“I was shouting at them on Morehampton Road: ‘We’ve got Aidan O’Brien! Aidan O’Brien, goys!’ then giving them the wanker sign.”
“I don’t know what to tell you, Ross. It must have been a bad line.”
“So who’s this focking joker?”
“I think he’s maybe a cousin of Aidan’s. Distant.”
Of course, Eamon is listening to this entire conversation.
I’m there, “Do you know how stupid I’m going to look now?”
Eamon goes, “Is everything okay, fellas?”
And Oisinn’s like, “Yeah, everything’s fine. It’s just Ross making strange.”
The dude just shakes it off, in fairness to him, then he leads us down to the field where our horse – the famous Hoss – is standing around, basically chilling.
“Now, which do you want first,” Eamon goes, “the bad news or the bad news?”
I’m there, “Yeah, we’ve already had the bad news – you’re not who you were supposed to be? So what else is wrong?”
“Your horse has, let’s just say, a tricky personality.”
“Yeah? You’d want to meet my daughter.”
“What I’m saying is that he’s not an animal who’d be temperamentally suited to racing.”
This news leaves us all – literally – open-mouthed.
Oisinn goes, “But we paid fifty Ks for him.”
The dude chuckles – actually chuckles!
“I meet a lot of fellas like yee,” he goes. “Lads who reach a certain age and they decide to buy a horse together. And I always tell them the same thing. For most people, you only have two happy days when you own a horse: the day you buy it and the day you sell it. It’s a bit like boats. I’m sure your friend here knows a thing or two about that.”
He nods in my direction?

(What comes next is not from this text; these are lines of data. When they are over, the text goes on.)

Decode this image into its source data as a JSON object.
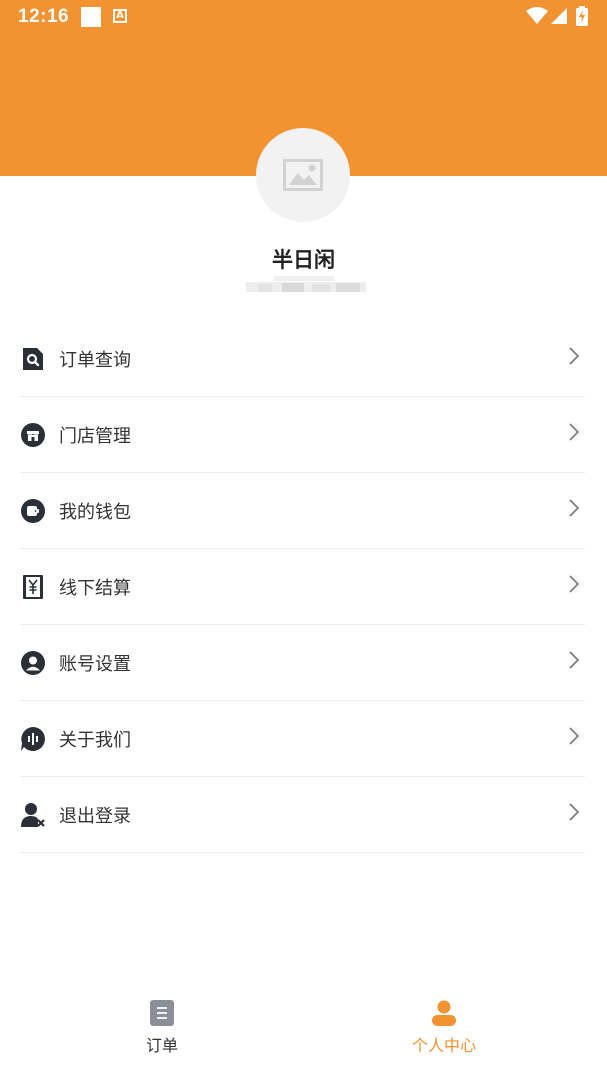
{
  "status_bar": {
    "time": "12:16",
    "icons": [
      "notification-square-icon",
      "a-letter-icon",
      "wifi-icon",
      "signal-icon",
      "battery-charging-icon"
    ],
    "a_glyph": "A"
  },
  "colors": {
    "accent": "#f29230",
    "dark_icon": "#2b2f38",
    "tab_inactive": "#8a8f9a",
    "text": "#333333"
  },
  "profile": {
    "avatar_icon": "image-placeholder-icon",
    "name": "半日闲",
    "id_text": ""
  },
  "menu": {
    "items": [
      {
        "label": "订单查询",
        "icon": "order-search-icon"
      },
      {
        "label": "门店管理",
        "icon": "store-icon"
      },
      {
        "label": "我的钱包",
        "icon": "wallet-icon"
      },
      {
        "label": "线下结算",
        "icon": "yuan-ledger-icon"
      },
      {
        "label": "账号设置",
        "icon": "account-icon"
      },
      {
        "label": "关于我们",
        "icon": "about-icon"
      },
      {
        "label": "退出登录",
        "icon": "logout-user-icon"
      }
    ]
  },
  "tabbar": {
    "tabs": [
      {
        "label": "订单",
        "icon": "order-list-icon",
        "active": false
      },
      {
        "label": "个人中心",
        "icon": "person-icon",
        "active": true
      }
    ]
  }
}
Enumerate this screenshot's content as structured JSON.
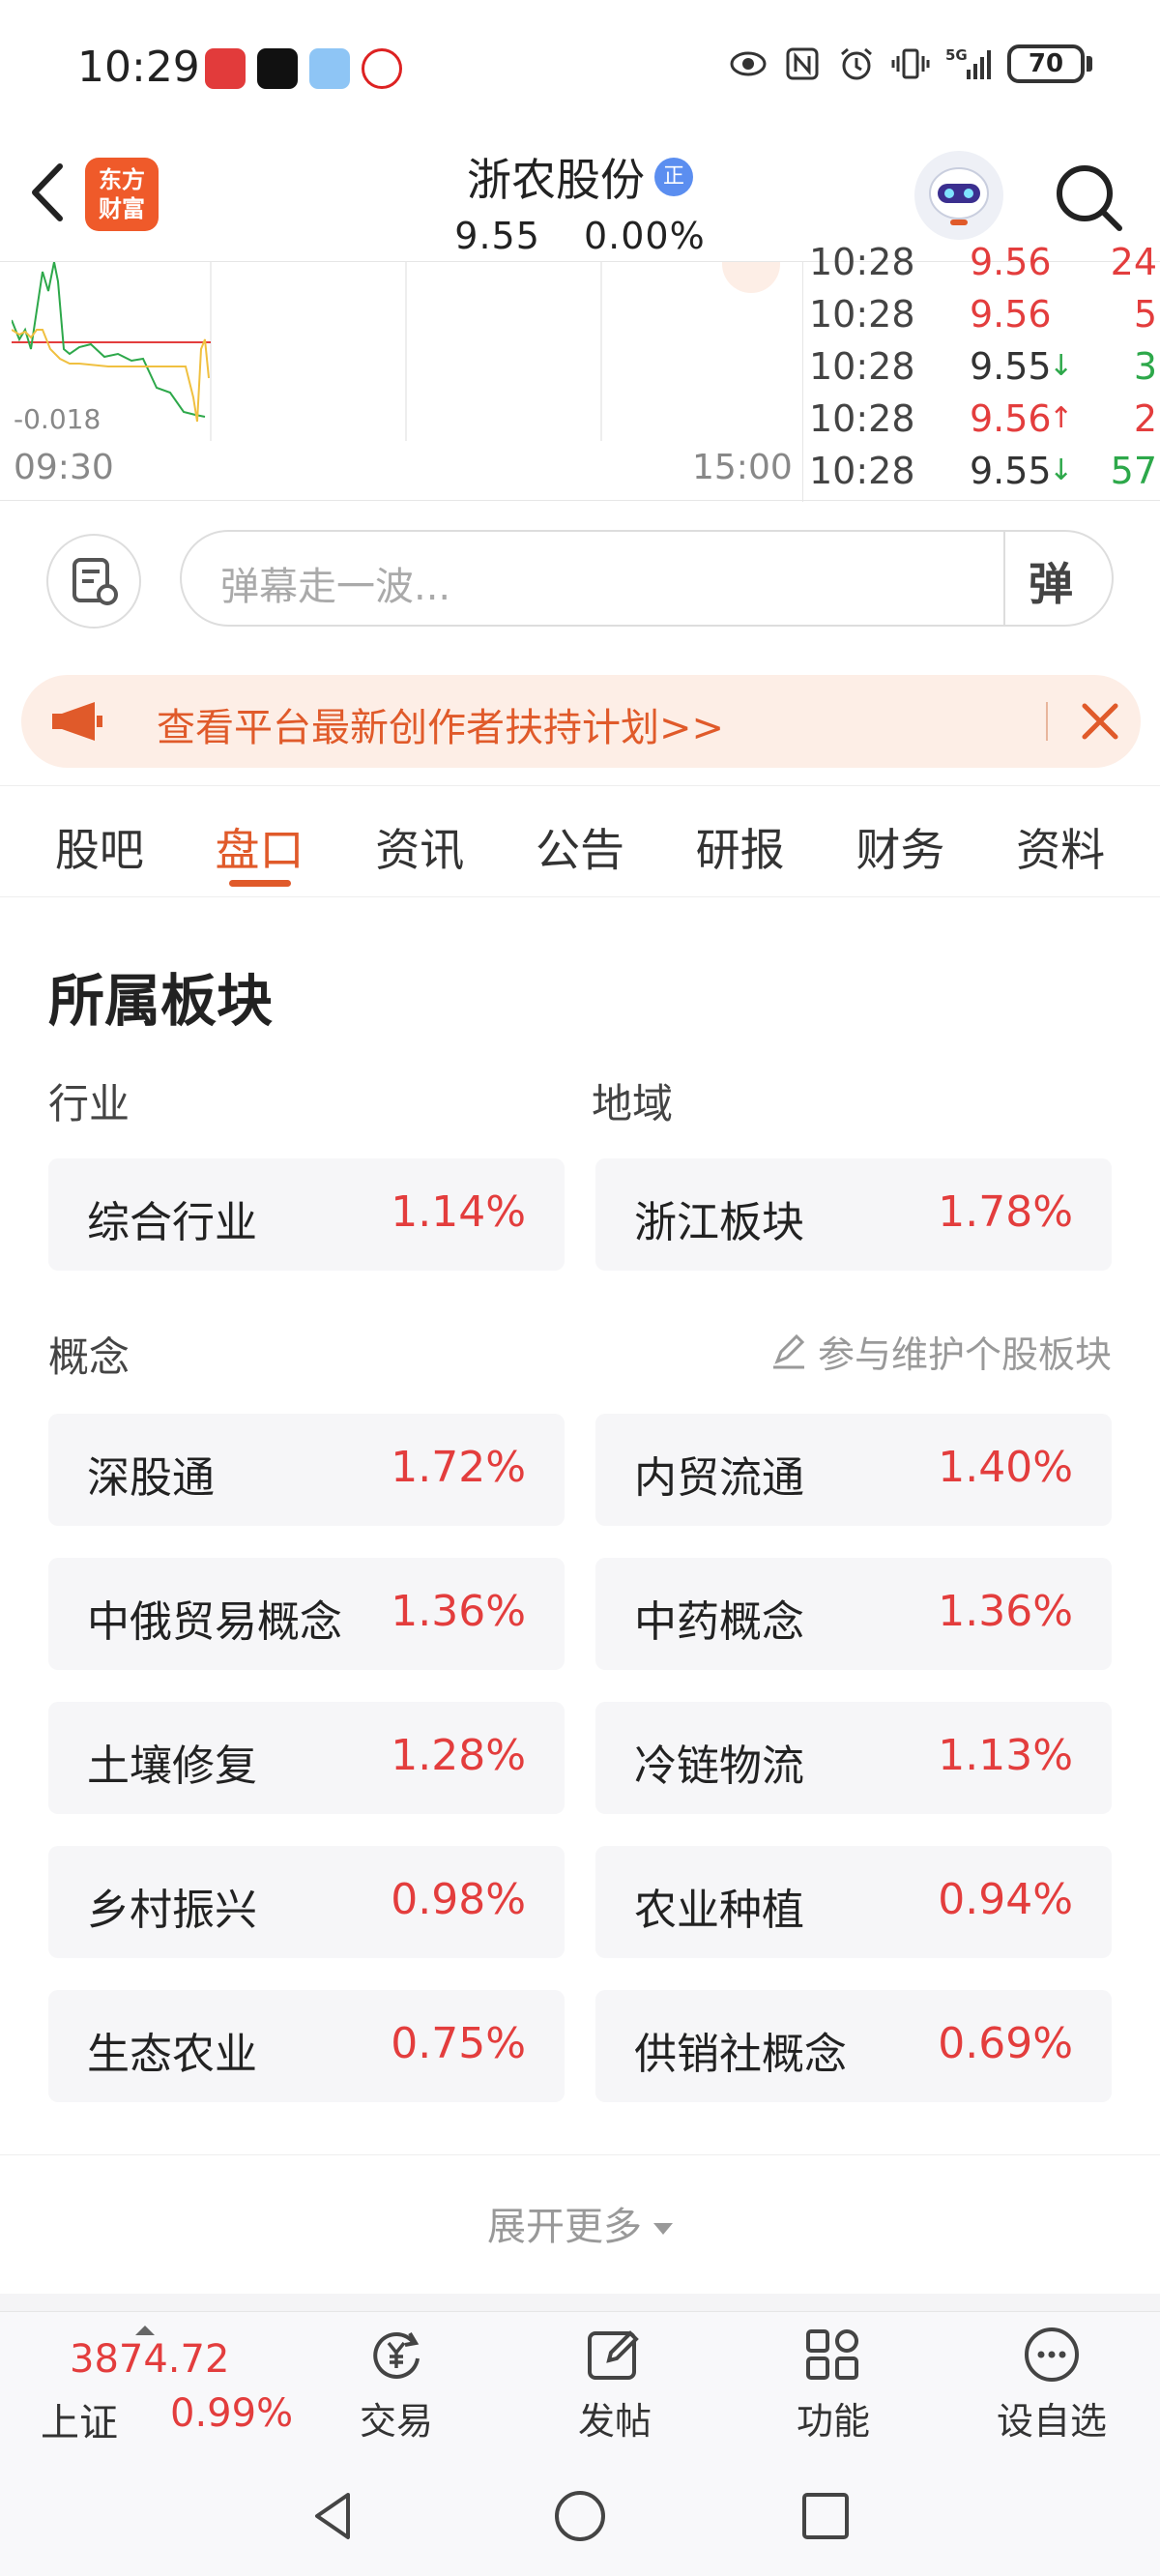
{
  "status_bar": {
    "time": "10:29",
    "battery": "70",
    "icons": [
      "eye-icon",
      "nfc-icon",
      "alarm-icon",
      "vibrate-icon",
      "signal-5g-icon"
    ]
  },
  "header": {
    "brand_line1": "东方",
    "brand_line2": "财富",
    "stock_name": "浙农股份",
    "stock_badge": "正",
    "price": "9.55",
    "change_pct": "0.00%"
  },
  "chart": {
    "low_label": "-0.018",
    "start_time": "09:30",
    "end_time": "15:00"
  },
  "ticks": [
    {
      "time": "10:28",
      "price": "9.56",
      "arrow": "",
      "volume": "24",
      "price_color": "red",
      "vol_color": "red"
    },
    {
      "time": "10:28",
      "price": "9.56",
      "arrow": "",
      "volume": "5",
      "price_color": "red",
      "vol_color": "red"
    },
    {
      "time": "10:28",
      "price": "9.55",
      "arrow": "↓",
      "volume": "3",
      "price_color": "dark",
      "vol_color": "green"
    },
    {
      "time": "10:28",
      "price": "9.56",
      "arrow": "↑",
      "volume": "2",
      "price_color": "red",
      "vol_color": "red"
    },
    {
      "time": "10:28",
      "price": "9.55",
      "arrow": "↓",
      "volume": "57",
      "price_color": "dark",
      "vol_color": "green"
    }
  ],
  "danmaku": {
    "placeholder": "弹幕走一波...",
    "send_label": "弹"
  },
  "promo": {
    "text": "查看平台最新创作者扶持计划>>"
  },
  "tabs": [
    {
      "label": "股吧",
      "active": false
    },
    {
      "label": "盘口",
      "active": true
    },
    {
      "label": "资讯",
      "active": false
    },
    {
      "label": "公告",
      "active": false
    },
    {
      "label": "研报",
      "active": false
    },
    {
      "label": "财务",
      "active": false
    },
    {
      "label": "资料",
      "active": false
    }
  ],
  "sectors": {
    "title": "所属板块",
    "industry_label": "行业",
    "region_label": "地域",
    "concept_label": "概念",
    "maintain_link": "参与维护个股板块",
    "industry": {
      "name": "综合行业",
      "pct": "1.14%"
    },
    "region": {
      "name": "浙江板块",
      "pct": "1.78%"
    },
    "concepts": [
      {
        "name": "深股通",
        "pct": "1.72%"
      },
      {
        "name": "内贸流通",
        "pct": "1.40%"
      },
      {
        "name": "中俄贸易概念",
        "pct": "1.36%"
      },
      {
        "name": "中药概念",
        "pct": "1.36%"
      },
      {
        "name": "土壤修复",
        "pct": "1.28%"
      },
      {
        "name": "冷链物流",
        "pct": "1.13%"
      },
      {
        "name": "乡村振兴",
        "pct": "0.98%"
      },
      {
        "name": "农业种植",
        "pct": "0.94%"
      },
      {
        "name": "生态农业",
        "pct": "0.75%"
      },
      {
        "name": "供销社概念",
        "pct": "0.69%"
      }
    ],
    "expand_more": "展开更多"
  },
  "bottom_bar": {
    "index_value": "3874.72",
    "index_name": "上证",
    "index_pct": "0.99%",
    "trade_label": "交易",
    "post_label": "发帖",
    "function_label": "功能",
    "watchlist_label": "设自选"
  },
  "colors": {
    "up_red": "#e33d3d",
    "down_green": "#2da84a",
    "accent_orange": "#e05a2a",
    "promo_bg": "#fdeee6"
  }
}
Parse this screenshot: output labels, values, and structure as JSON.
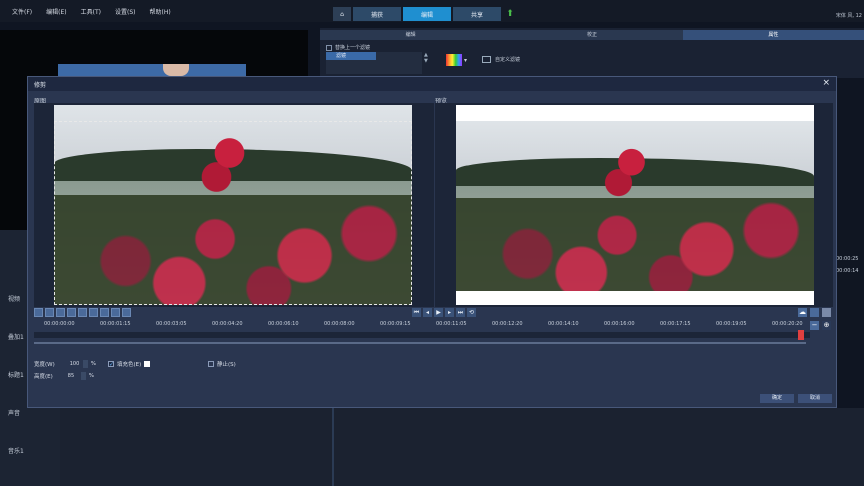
{
  "menu": [
    "文件(F)",
    "编辑(E)",
    "工具(T)",
    "设置(S)",
    "帮助(H)"
  ],
  "topnav": {
    "capture": "捕获",
    "edit": "编辑",
    "share": "共享"
  },
  "status_info": "宋体 风, 12",
  "right_panel": {
    "tabs": [
      "编辑",
      "校正",
      "属性"
    ],
    "checkbox_label": "替换上一个滤镜",
    "list_item": "滤镜",
    "custom_label": "自定义滤镜"
  },
  "left_tracks": [
    "视频",
    "叠加1",
    "标题1",
    "声音",
    "音乐1"
  ],
  "right_times": [
    "00:00:25",
    "00:00:14"
  ],
  "dialog": {
    "title": "修剪",
    "close": "×",
    "original_label": "原图",
    "preview_label": "预览",
    "timecodes": [
      "00:00:00:00",
      "00:00:01:15",
      "00:00:03:05",
      "00:00:04:20",
      "00:00:06:10",
      "00:00:08:00",
      "00:00:09:15",
      "00:00:11:05",
      "00:00:12:20",
      "00:00:14:10",
      "00:00:16:00",
      "00:00:17:15",
      "00:00:19:05",
      "00:00:20:20"
    ],
    "width_label": "宽度(W)",
    "width_value": "100",
    "height_label": "高度(E)",
    "height_value": "85",
    "unit": "%",
    "fill_color_label": "填充色(E)",
    "fill_color_checked": true,
    "static_label": "静止(S)",
    "static_checked": false,
    "ok_label": "确定",
    "cancel_label": "取消"
  },
  "colors": {
    "accent": "#1f8fd0",
    "dialog_bg": "#2a3650",
    "playhead": "#e04040"
  }
}
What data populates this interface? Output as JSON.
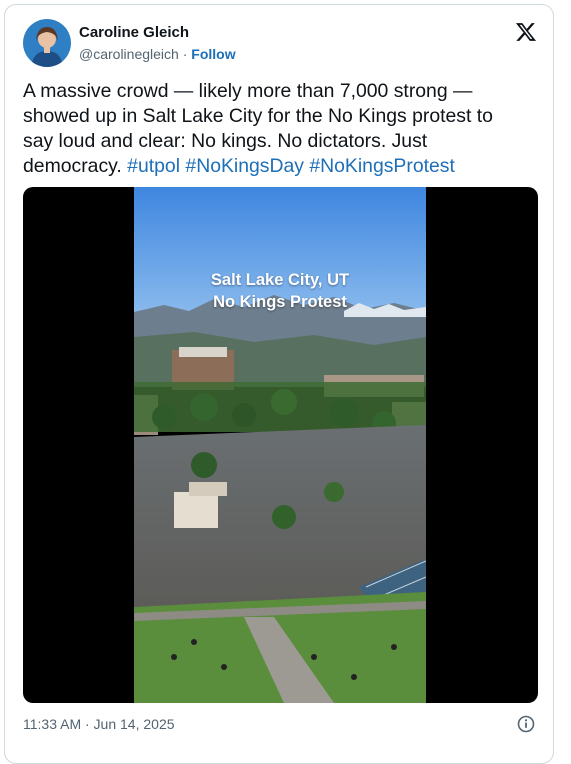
{
  "author": {
    "name": "Caroline Gleich",
    "handle": "@carolinegleich",
    "separator": " · ",
    "follow_label": "Follow"
  },
  "tweet": {
    "text_plain": "A massive crowd — likely more than 7,000 strong — showed up in Salt Lake City for the No Kings protest to say loud and clear: No kings. No dictators. Just democracy.",
    "hashtags": [
      "#utpol",
      "#NoKingsDay",
      "#NoKingsProtest"
    ]
  },
  "media": {
    "caption_line1": "Salt Lake City, UT",
    "caption_line2": "No Kings Protest"
  },
  "footer": {
    "timestamp": "11:33 AM · Jun 14, 2025"
  },
  "icons": {
    "logo": "x-logo-icon",
    "info": "info-icon"
  },
  "colors": {
    "link": "#1d6fb8",
    "secondary_text": "#536471",
    "border": "#cfd9de"
  }
}
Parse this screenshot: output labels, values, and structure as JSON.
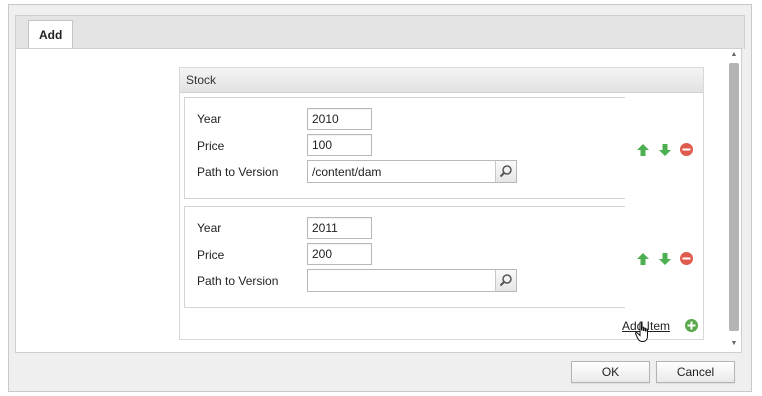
{
  "dialog": {
    "tab_label": "Add",
    "ok_label": "OK",
    "cancel_label": "Cancel"
  },
  "stock": {
    "title": "Stock",
    "labels": {
      "year": "Year",
      "price": "Price",
      "path": "Path to Version"
    },
    "items": [
      {
        "year": "2010",
        "price": "100",
        "path": "/content/dam"
      },
      {
        "year": "2011",
        "price": "200",
        "path": ""
      }
    ],
    "add_item_label": "Add Item"
  },
  "icons": {
    "move_up": "arrow-up-icon",
    "move_down": "arrow-down-icon",
    "remove": "remove-icon",
    "search": "search-icon",
    "add": "add-icon",
    "cursor": "hand-cursor-icon"
  },
  "colors": {
    "green_arrow": "#4caf50",
    "remove_red": "#e05a4e",
    "add_green": "#5aa84a"
  }
}
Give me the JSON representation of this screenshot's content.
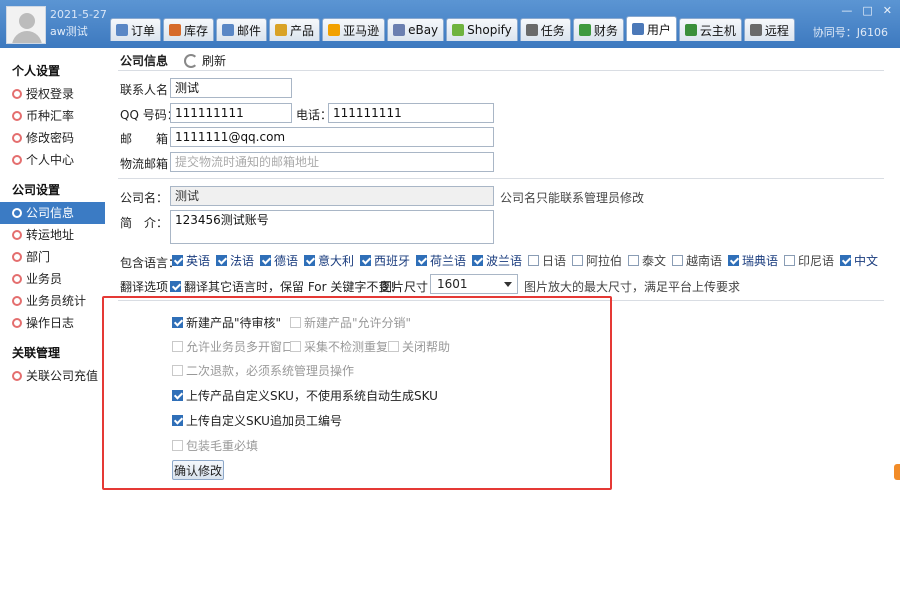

I’m there, “I don’t own a boat. I just dress like I do. What do you mean when you say that he’s not temperamentally suited to racing?”
The dude goes, “The horse is a maniac. He’s the maddest animal I’ve ever seen.”
I’m looking at the goys and we’re all thinking the exact same thing. We’ve been stitched up here in a major way.
JP goes, “There must be something you can do. You’re supposed to be a trainer, aren’t you?”
The dude’s like, “No one here can work with him. He’s bucking and rearing and kicking and biting. He won’t let anyone up on his back.”
I’m there, “I’ve squandered my children’s education on this horse. Do you know what a laughing stock I’m going to be among the Rock goys, who hate my guts but at the same time respect me as an opponent?”
“What can I say?” the dude goes. “You could sell him to a rodeo or something. But I’ll tell you this – he’s untrainable. There isn’t a horseman or a horsewoman in Ireland who could get that animal to do what they want him to do.”
I’m like, “It’s a focking nightmare.”
But then Fionn all of a sudden goes, “Look, goys!” and we all follow his line of vision towards Ronan, who’s standing in the field in front of the horse. He’s talking, I don’t know, soothingly to the animal and then he rests his forehead against the horse’s forehead and goes, “Are you gonna be a good boy and let me up on yisser back?”
And the horse – I swear to God – just sort of, like, blows through his nostrils, which presumably means ‘Yes’, because Ronan, in one fluid movement, jumps up and throws his leg over the horse’s back.
The thing doesn’t buck or rear or kick or bite?
This Eamon dude is seriously impressed. “My God,” he goes, “would you look that!”
And 10 seconds later, Ronan is galloping Hoss O’Carroll-Kelly around the field.
“Goys,” I go, “I think we’ve just found our jockey.”